Again, I’m not saying that I don’t enjoy these asides. They are fantastic for adding color and lending The Return a beautiful, unusual rhythm. But I do think they were created to fit a working method rather than to drive plot. There are exceptions – Richard Horne’s Roadhouse booth sequence established his nasty credentials in a terrifying and efficient manner. But I think we’d be crazy to expect the “zebra” banter between two strung out ‘Sparkle’ chicks or the soapy nonsense of Abbie, Natalie, Angela, Clark, Mary and Trick to pay off in any real plot progression. These are decorative rather than structural elements.
None of this detracts from the show. Every episode leaves my head spinning, crammed full of exciting imagery and strange ideas. Every week I am stunned at the incredible, powerful performances Lynch elicits from his cast. But I’m not convinced that every moment and every element can be analyzed as a key plot point. In Lynch-land, details are symbols placed to convey ideas and feelings, rather than signposts to progress the narrative. This is a show coming from the same man who gave us Eraserhead, after all.
I could be wrong. In some ways I’d love to find that we were seeing a glimpse of the finale when Hawk explored Glastonberry Grove in the opening double-bill. And it would be mind-blowing to discover that the Fat Trout telegraph pole’s magical relocation to a busy crossing in Twin Peaks means the whole series takes place in the mind of missing agent Chet Desmond. But I don’t think these inconsistencies will pay off like that. I think they’re just that – inconsistencies. Glitches in the story-telling matrix.

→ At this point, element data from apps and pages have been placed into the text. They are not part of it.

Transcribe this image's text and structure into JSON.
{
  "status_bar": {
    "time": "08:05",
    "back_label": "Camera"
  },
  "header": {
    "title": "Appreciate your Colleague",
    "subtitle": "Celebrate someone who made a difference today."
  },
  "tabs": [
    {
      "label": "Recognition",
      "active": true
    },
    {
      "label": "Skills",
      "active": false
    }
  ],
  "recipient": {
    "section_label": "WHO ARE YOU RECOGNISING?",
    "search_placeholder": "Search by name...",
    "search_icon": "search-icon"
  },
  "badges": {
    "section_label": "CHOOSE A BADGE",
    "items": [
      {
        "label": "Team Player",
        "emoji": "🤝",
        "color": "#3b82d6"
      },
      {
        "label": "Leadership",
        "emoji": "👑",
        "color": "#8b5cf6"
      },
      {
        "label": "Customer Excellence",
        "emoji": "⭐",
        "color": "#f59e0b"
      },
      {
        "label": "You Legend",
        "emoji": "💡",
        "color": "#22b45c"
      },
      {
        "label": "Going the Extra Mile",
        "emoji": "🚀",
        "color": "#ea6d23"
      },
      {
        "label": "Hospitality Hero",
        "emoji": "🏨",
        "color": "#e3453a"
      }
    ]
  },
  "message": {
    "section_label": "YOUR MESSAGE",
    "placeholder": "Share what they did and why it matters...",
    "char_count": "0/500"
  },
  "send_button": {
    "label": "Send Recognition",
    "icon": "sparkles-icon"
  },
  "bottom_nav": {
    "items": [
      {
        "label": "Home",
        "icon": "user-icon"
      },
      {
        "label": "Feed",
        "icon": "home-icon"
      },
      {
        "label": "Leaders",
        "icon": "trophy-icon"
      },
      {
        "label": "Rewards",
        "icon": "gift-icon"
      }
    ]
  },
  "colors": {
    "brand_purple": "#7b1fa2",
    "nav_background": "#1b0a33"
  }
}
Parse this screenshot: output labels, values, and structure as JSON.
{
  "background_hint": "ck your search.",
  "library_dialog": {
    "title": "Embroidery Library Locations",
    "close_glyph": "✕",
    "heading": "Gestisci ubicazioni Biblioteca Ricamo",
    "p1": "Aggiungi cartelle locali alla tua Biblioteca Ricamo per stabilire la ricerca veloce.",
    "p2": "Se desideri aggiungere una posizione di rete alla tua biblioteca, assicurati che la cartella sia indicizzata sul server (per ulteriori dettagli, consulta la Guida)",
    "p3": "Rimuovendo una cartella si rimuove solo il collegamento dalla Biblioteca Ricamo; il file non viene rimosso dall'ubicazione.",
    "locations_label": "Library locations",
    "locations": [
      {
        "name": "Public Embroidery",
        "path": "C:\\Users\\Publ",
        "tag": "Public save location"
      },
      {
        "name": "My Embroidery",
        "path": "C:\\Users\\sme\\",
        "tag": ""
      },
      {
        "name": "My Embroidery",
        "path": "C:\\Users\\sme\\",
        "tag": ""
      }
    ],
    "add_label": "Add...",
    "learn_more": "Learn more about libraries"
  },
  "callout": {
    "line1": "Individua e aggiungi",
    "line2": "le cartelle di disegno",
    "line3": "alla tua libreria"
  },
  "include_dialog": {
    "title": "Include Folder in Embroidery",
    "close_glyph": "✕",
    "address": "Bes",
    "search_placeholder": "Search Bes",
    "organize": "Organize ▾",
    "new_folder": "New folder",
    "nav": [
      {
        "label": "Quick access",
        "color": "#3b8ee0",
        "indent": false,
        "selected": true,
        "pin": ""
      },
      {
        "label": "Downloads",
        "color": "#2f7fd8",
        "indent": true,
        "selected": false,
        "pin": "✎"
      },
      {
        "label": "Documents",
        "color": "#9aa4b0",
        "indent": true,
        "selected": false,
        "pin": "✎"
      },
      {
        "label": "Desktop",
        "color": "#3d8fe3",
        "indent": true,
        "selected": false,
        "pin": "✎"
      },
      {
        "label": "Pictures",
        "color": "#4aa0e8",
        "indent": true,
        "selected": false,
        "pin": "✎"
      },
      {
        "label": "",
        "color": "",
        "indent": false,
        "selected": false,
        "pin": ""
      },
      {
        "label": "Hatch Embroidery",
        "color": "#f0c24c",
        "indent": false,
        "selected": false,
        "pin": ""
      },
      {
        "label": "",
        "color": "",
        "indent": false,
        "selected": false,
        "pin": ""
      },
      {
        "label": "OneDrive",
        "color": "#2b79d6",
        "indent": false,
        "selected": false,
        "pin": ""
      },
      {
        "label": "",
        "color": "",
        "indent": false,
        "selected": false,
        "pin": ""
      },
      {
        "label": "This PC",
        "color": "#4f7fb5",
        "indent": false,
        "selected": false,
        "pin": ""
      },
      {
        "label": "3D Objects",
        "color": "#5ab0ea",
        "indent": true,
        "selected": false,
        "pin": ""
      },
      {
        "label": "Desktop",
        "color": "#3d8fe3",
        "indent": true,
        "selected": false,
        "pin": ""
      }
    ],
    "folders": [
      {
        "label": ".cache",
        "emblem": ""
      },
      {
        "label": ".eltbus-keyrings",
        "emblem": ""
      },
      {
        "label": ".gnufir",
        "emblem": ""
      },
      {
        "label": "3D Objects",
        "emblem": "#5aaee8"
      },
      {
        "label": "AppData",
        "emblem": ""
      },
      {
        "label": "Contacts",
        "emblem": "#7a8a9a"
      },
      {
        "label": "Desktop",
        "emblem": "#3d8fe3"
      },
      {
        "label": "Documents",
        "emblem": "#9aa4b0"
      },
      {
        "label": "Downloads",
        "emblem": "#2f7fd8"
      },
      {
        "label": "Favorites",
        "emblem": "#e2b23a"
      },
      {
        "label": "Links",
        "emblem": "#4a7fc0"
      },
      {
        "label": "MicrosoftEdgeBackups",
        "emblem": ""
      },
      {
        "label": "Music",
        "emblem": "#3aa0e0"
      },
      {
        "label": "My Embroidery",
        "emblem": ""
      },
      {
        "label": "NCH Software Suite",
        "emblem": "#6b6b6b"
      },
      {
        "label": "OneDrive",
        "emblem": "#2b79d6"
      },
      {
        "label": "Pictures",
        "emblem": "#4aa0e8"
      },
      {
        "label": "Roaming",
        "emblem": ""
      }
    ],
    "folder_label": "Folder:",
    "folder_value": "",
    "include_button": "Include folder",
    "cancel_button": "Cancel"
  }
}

So, if I’m right about this stuff, what does it mean? Does it make the show any less wonderful? Not for me, it doesn’t detract from my enjoyment at all. But it might mean we should cool our jets about picking every tiny detail apart (fun though that is). And it almost certainly means that we should acknowledge that continuity simply isn’t always an important consideration for Lynch when he’s telling a story. Irregularities that may seem to suggest alternate realities or asynchronous timelines, might simply be symptomatic of a freeform, idiosyncratic approach to storytelling. Rather than bracing ourselves for Shayamanlan-esque revelations to come, we should maybe just “savor the Bordeaux”. Some of this is artistic choice on Lynch’s part, for sure. But some of it is born out of necessity in such a sprawling, challenging project and yet more is (let’s be honest) probably down to simple, human mistakes. Should we tie ourselves in knots, agonizing over screenshots, trying to pin everything down to a single “unified theory”? Probably not. Will we stop? No way! Not me anyway.
One final thought. What if, during the production process, Lynch realized that some of his creative choices were going to be jarring to a mainstream TV audience when he tried to cut his story into bitesize weekly chunks? What if he saw that coming and built in a beautiful catch-all disclaimer, right there in the introduction to the entire series? What if these discrepancies could all be explained away by a single sentence? What if that was the inspiration for the Giant to ask “Is it future or is it past?” Wouldn’t that be beautiful?
Mat Cult works in marketing in the UK. He has an amazing wife and a wonderful four-year- old daughter. When not doing his job or being a husband/dad, he makes techno music and thinks about Twin Peaks. You can reach him on Twitter here: @MatGost or by email here: email@example.com